Okay – down to the second floor where Magoosh and Everlaw share a large open office. This Officelovin.com article gives a good sense of the office environment.
Magoosh produces online test preparation courses.
Everlaw provides a full litigation platform, a a cloud service that law firms can use to store documents and make them easily searchable with artificial intelligence-enhanced software.
Kevin Rocci, a senior manager, showed us around. The artist who made the post-it art wishes to remain anonymous. Of course. Wish granted. Anonymous it is.
This depicts Everlaw’s logo.
The next, also on the south-facing windows, looks like a starship. It is!
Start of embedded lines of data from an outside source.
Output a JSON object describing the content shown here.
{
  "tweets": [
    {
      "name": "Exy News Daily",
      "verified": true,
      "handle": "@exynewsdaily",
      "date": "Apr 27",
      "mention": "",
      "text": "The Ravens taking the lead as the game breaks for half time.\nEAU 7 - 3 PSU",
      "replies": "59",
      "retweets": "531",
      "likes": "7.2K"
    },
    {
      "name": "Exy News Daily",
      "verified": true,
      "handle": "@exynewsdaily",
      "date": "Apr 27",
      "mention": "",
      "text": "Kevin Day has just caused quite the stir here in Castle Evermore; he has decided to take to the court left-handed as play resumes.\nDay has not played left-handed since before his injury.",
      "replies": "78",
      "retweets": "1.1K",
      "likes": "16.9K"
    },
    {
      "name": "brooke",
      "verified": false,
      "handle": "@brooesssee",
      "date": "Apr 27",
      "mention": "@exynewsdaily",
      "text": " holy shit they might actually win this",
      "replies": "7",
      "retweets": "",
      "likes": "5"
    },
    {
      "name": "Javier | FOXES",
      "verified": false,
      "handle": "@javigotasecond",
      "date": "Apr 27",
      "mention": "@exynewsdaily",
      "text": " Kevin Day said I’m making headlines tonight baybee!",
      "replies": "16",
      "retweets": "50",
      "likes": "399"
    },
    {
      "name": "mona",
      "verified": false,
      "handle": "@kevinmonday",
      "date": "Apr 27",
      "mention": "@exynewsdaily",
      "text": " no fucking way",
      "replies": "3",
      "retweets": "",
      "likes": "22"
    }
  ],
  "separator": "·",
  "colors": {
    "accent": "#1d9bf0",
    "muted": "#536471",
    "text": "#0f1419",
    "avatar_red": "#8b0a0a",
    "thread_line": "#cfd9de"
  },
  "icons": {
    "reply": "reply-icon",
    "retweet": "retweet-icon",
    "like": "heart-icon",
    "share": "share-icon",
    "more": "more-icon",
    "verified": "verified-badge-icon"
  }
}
This design is derived from Galaga, an arcade game first released in Japan in 1979 and then in North American in 1981.
The star fighter in Galaga is the player’s fixed shooter at the bottom of the Galaga game screen. The pixelized nature of early arcade game graphics lends itself to post-its.
Facing east out onto Milvia is a yellow piece:
Many of these post-its have New Year resolutions written on them:
It was made on a “hack day” at Magoosh, a day when normal work activities are suspended and other projects worked on. Such as this yellow piece.
When I was a boy, “hack” meant to idle, to not do what one was supposed to do. It later became a major word in the lexicon of computer programmers. In that sense, it was first recorded at the MIT Tech Model Railroad Club in April 1955. Imagine that!
End of digression.
If you haven’t noticed the post-its on the windows, notice them now before they get blocked. The art is emblematic of the mostly young people working for the three businesses. There is an energy in these open offices, where smart 20-somethings and 30-somethings work hard and work quiet and work different not because of set or hierarchical rules, but, just because.
This Facebook photo of the Magoosh team gives a sense of the demographics and spirit.
I felt old and I felt inspired and hopeful visiting these offices. The people there are working hard and they are working smart and they are working in a way that is alien to me, in a a new world. I admire them. I have hope because of them. And I dearly love the post-it art.
I showed the photos to my friend. “Dude – amazing coinkydink! Just got this photo from Gabby. He’s in Kyoto. This, Mr. Quirky Berkeley, is somebody with 30,000 post-its and too much time on their hands.”
He knows I am not fond of forced slang such as “coinkydink” for “coincidence,” but I did not rise to the bait. What about the art on Milvia?
P.S. On May 18th, 2016 – fully three days AFTER this post – the New York Times discovered post-it art. Their story “Office Workers Start a Post-It War, and Stick With It” is a fascinating article, but oh so Old News. Quirky Berkeley scoops the NYT!